Details from the crime scene

For the strong-stomached, there are photos available online for respectful investigation of the actual Black Dahlia crime scene. Sites like Reel Reviews, Horror History, and Forensic Science Society show overall crime scene shots and close-ups of Elizabeth Short's body, police kneeling nearby and gazing at Short, other police standing on the sidewalk near the scene and talking, onlookers gathered in the street, you name it. Judging by the photos, it's easy to see why Betty Bersinger, the lady who discovered Short, thought she'd seen a mannequin. It's also easy to see why someone would think that a medical professional was the murderer — the cuts look oddly, even surgically, precise. The location of the body also stands out. It's right next to the sidewalk, as though the murderer wanted Short to be found, or was proud of what had been done.

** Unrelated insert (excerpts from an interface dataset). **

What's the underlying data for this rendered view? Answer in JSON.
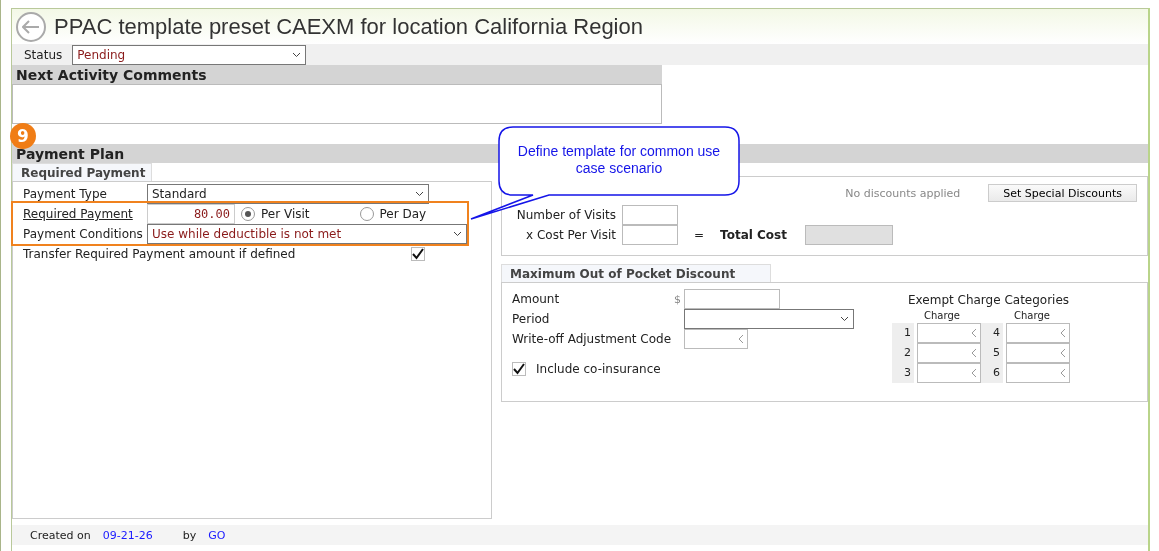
{
  "window": {
    "title": "PPAC template preset CAEXM for location California Region"
  },
  "status": {
    "label": "Status",
    "value": "Pending"
  },
  "comments": {
    "title": "Next Activity Comments"
  },
  "step_badge": "9",
  "callout": "Define template for common use case scenario",
  "payment_plan": {
    "title": "Payment Plan",
    "tab": "Required Payment",
    "payment_type": {
      "label": "Payment Type",
      "value": "Standard"
    },
    "required_payment": {
      "label": "Required Payment",
      "value": "80.00",
      "options": [
        {
          "label": "Per Visit",
          "selected": true
        },
        {
          "label": "Per Day",
          "selected": false
        }
      ]
    },
    "payment_conditions": {
      "label": "Payment Conditions",
      "value": "Use while deductible is not met"
    },
    "transfer": {
      "label": "Transfer Required Payment amount if defined",
      "checked": true
    }
  },
  "discounts": {
    "status": "No discounts applied",
    "button": "Set Special Discounts",
    "visits_label": "Number of Visits",
    "cost_label": "x Cost Per Visit",
    "equals": "=",
    "total_label": "Total Cost"
  },
  "max_oop": {
    "title": "Maximum Out of Pocket Discount",
    "amount_label": "Amount",
    "currency": "$",
    "period_label": "Period",
    "writeoff_label": "Write-off Adjustment Code",
    "coinsurance": {
      "label": "Include co-insurance",
      "checked": true
    },
    "exempt_title": "Exempt Charge Categories",
    "column_headers": [
      "Charge",
      "Charge"
    ],
    "rows": [
      [
        "1",
        "4"
      ],
      [
        "2",
        "5"
      ],
      [
        "3",
        "6"
      ]
    ]
  },
  "footer": {
    "created_label": "Created on",
    "date": "09-21-26",
    "by_label": "by",
    "user": "GO"
  }
}
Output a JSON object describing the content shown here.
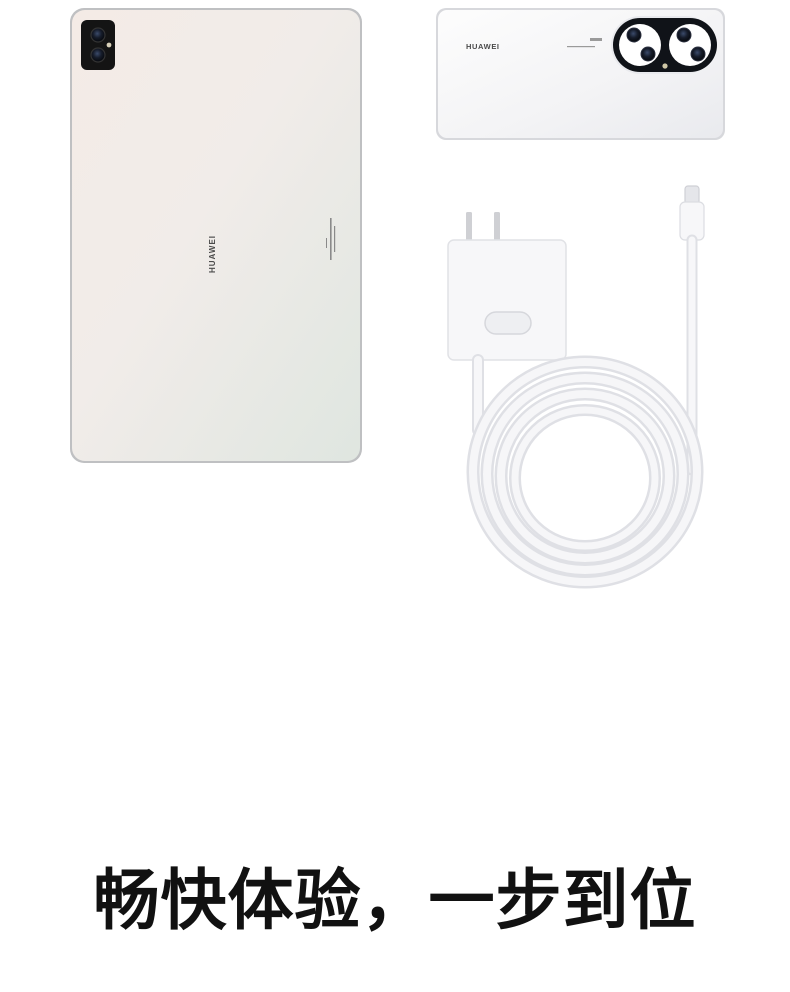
{
  "tablet": {
    "brand_text": "HUAWEI",
    "color_tablet_body": "#f2ece8",
    "color_tablet_frame": "#c9c9cb"
  },
  "phone": {
    "brand_text": "HUAWEI",
    "color_phone_body": "#f7f7f8",
    "color_camera_ring": "#111418"
  },
  "headline": {
    "text": "畅快体验，一步到位",
    "color": "#111111"
  }
}
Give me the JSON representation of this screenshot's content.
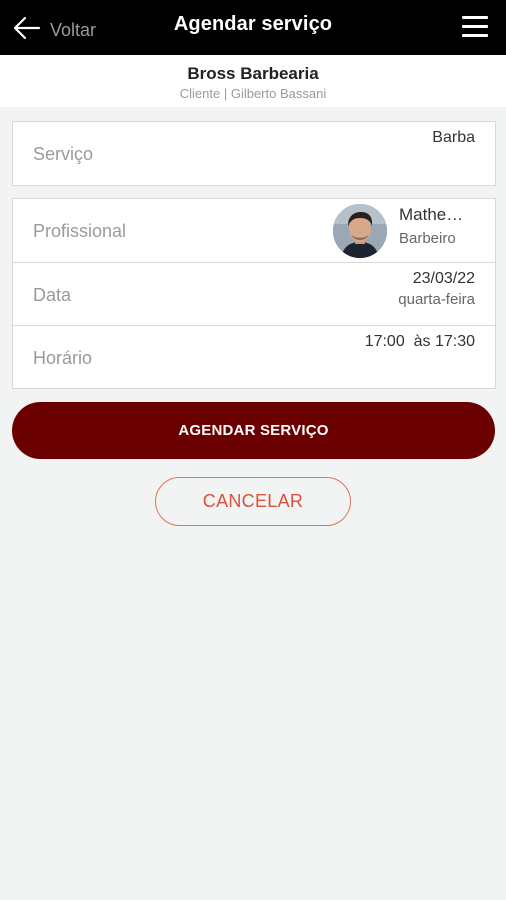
{
  "topbar": {
    "back_label": "Voltar",
    "title": "Agendar serviço",
    "back_icon": "arrow-left-icon",
    "menu_icon": "hamburger-menu-icon"
  },
  "shop": {
    "name": "Bross Barbearia",
    "client_line": "Cliente | Gilberto Bassani"
  },
  "service": {
    "label": "Serviço",
    "value": "Barba"
  },
  "details": {
    "professional": {
      "label": "Profissional",
      "name": "Mathe…",
      "role": "Barbeiro",
      "avatar_icon": "avatar-photo"
    },
    "date": {
      "label": "Data",
      "value": "23/03/22",
      "weekday": "quarta-feira"
    },
    "time": {
      "label": "Horário",
      "value": "17:00  às 17:30"
    }
  },
  "actions": {
    "schedule_label": "AGENDAR SERVIÇO",
    "cancel_label": "CANCELAR"
  },
  "colors": {
    "topbar": "#000000",
    "primary": "#6b0000",
    "cancel": "#e0735a",
    "background": "#f2f3f3"
  }
}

Actual newspaper headlines from the time, such as that of The Boston Post, capture the shock and sensationalism of the murder; this is before the case had received its "Black Dahlia" moniker. The headline on Rare Newspapers reads, "Savagely Attacked and Beaten Before Death — Discover Body Dismembered, Left in Field," with "West Coast Infuriated By Crime — Move to Post Reward of $10,000 to Find Murderer" written underneath. When combined with photos of the actual crime scene, these newspapers drive home the horrible, depraved reality of not only Elizabeth Short's murder, but any descriptions of death that have come to fascinate people over time.